- What to produce -
Within the entries below, find every line that has the string "SaaS", then copy it.

- The data -
****************************************

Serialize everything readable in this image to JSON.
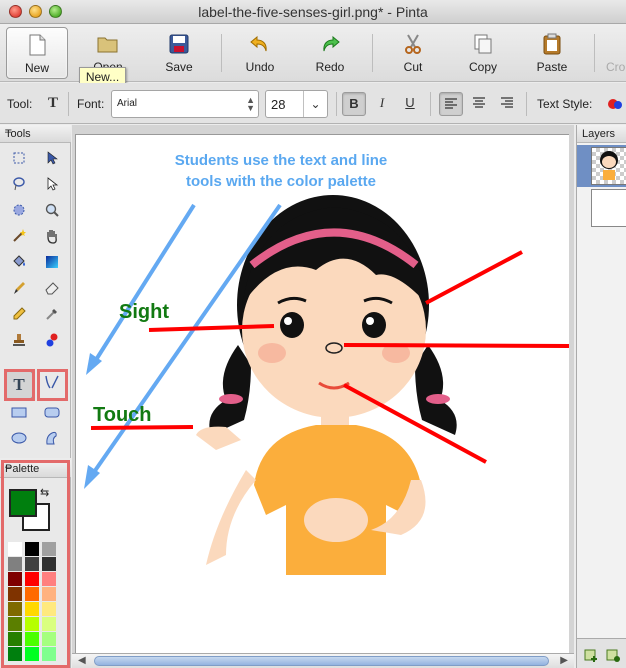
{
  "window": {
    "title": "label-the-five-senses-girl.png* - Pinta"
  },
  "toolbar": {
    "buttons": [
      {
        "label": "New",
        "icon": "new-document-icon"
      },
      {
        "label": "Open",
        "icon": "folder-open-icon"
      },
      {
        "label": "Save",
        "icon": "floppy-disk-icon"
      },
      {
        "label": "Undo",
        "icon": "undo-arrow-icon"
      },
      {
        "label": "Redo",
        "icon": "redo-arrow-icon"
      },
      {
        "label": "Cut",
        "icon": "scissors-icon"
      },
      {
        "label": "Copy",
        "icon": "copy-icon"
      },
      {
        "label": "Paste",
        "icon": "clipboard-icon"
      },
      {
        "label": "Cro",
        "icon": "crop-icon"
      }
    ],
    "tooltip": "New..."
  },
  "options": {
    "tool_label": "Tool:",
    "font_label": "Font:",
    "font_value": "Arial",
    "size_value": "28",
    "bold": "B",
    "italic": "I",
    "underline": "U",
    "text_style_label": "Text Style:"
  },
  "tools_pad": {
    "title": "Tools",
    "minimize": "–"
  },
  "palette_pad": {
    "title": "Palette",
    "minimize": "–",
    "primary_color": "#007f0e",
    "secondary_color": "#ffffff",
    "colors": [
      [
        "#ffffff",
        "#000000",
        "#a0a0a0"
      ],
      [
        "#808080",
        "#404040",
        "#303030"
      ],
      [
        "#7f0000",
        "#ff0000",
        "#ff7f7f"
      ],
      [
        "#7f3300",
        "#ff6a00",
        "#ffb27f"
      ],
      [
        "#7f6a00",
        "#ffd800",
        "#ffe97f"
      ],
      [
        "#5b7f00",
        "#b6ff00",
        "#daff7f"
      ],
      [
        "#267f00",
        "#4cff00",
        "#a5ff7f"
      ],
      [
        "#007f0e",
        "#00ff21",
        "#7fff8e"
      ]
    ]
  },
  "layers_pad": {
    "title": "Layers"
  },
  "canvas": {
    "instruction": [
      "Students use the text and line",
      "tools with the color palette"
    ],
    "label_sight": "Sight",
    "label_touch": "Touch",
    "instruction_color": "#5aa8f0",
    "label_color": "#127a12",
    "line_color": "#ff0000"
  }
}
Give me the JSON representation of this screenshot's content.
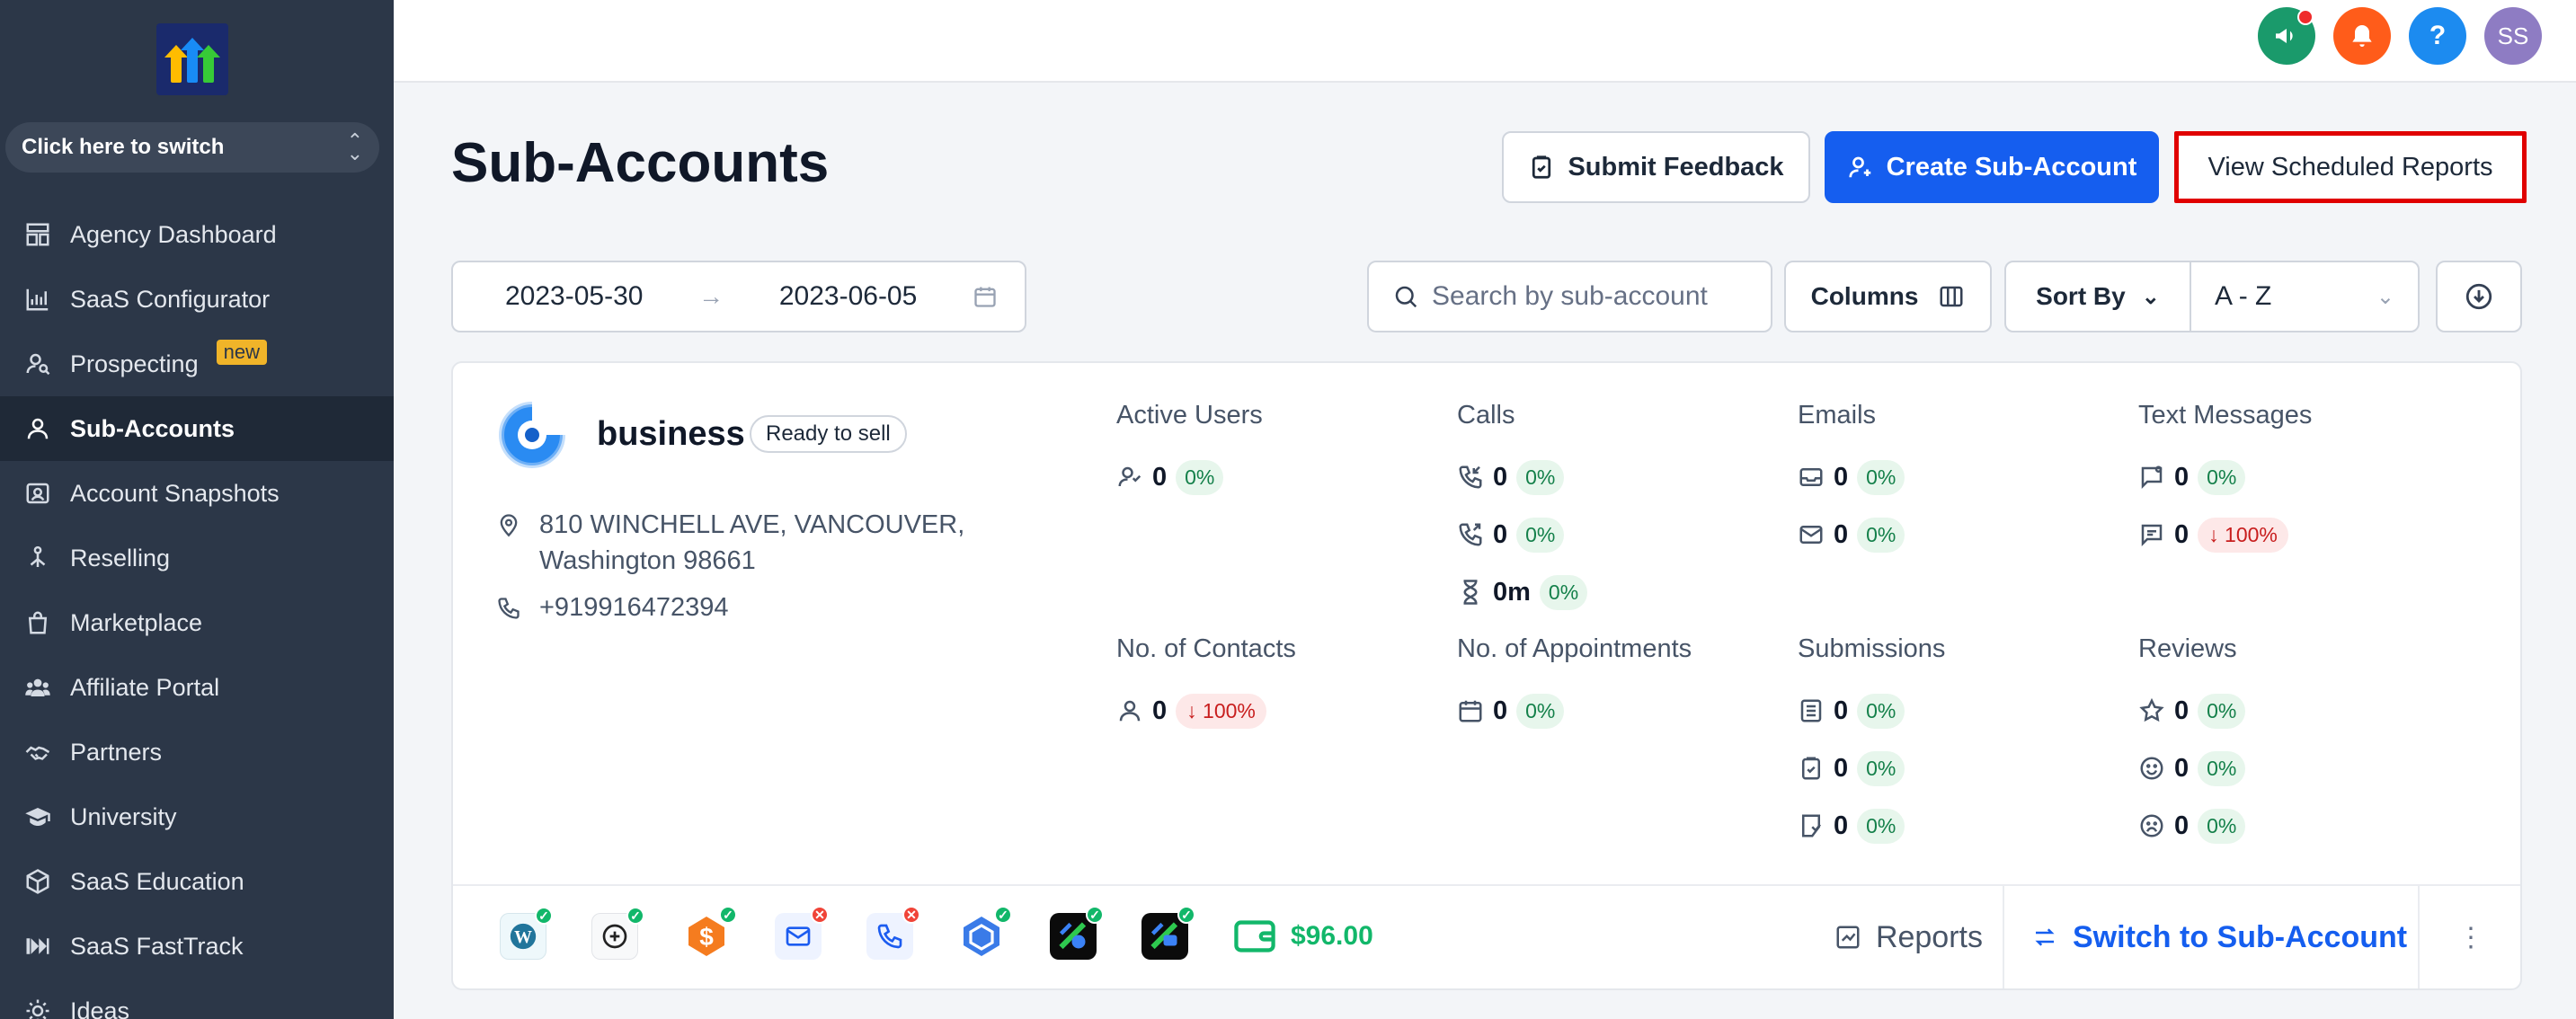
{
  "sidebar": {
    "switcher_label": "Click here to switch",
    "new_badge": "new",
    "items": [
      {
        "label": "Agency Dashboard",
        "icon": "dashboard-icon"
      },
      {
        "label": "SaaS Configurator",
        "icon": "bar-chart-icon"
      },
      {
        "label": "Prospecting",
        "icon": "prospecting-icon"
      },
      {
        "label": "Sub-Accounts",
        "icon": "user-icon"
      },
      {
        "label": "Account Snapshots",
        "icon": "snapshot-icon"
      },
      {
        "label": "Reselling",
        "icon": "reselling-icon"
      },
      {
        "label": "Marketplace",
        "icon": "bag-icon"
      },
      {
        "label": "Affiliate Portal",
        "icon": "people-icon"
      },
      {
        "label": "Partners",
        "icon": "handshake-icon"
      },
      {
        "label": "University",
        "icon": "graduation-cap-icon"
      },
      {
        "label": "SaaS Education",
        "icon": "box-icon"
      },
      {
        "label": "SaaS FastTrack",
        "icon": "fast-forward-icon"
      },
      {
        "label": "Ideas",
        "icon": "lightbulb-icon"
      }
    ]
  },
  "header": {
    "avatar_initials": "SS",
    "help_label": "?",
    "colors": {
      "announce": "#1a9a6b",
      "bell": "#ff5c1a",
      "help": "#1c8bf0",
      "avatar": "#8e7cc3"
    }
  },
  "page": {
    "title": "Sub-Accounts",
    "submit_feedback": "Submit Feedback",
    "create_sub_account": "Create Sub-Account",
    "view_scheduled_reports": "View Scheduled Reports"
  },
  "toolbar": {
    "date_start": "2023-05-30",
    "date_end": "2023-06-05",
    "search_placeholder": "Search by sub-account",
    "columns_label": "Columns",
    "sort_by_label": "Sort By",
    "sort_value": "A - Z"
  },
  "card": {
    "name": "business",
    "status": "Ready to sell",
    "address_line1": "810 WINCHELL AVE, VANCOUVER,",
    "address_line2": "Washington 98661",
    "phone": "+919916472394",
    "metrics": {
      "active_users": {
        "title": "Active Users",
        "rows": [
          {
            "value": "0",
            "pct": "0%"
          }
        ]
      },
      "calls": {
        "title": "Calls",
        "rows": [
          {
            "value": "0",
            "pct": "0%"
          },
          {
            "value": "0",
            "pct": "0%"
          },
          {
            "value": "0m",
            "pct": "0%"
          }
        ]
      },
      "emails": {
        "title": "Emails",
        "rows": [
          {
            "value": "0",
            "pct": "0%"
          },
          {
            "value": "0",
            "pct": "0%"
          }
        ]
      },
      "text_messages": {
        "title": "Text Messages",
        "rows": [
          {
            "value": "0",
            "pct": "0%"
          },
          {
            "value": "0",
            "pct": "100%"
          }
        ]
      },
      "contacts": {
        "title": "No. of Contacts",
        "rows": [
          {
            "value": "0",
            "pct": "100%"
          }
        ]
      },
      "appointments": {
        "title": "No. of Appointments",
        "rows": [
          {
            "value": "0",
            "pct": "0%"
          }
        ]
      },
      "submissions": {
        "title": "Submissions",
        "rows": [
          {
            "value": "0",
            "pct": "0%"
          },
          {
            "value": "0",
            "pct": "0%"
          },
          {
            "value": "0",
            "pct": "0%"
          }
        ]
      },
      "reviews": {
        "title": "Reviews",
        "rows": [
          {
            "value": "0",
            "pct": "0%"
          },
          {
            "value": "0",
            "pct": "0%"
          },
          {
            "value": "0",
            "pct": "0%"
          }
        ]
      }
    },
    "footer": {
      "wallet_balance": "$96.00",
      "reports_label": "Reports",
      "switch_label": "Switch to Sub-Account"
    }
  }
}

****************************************

- Exercise answer -
        "label": "SaaS Configurator",
        "label": "SaaS Education",
        "label": "SaaS FastTrack",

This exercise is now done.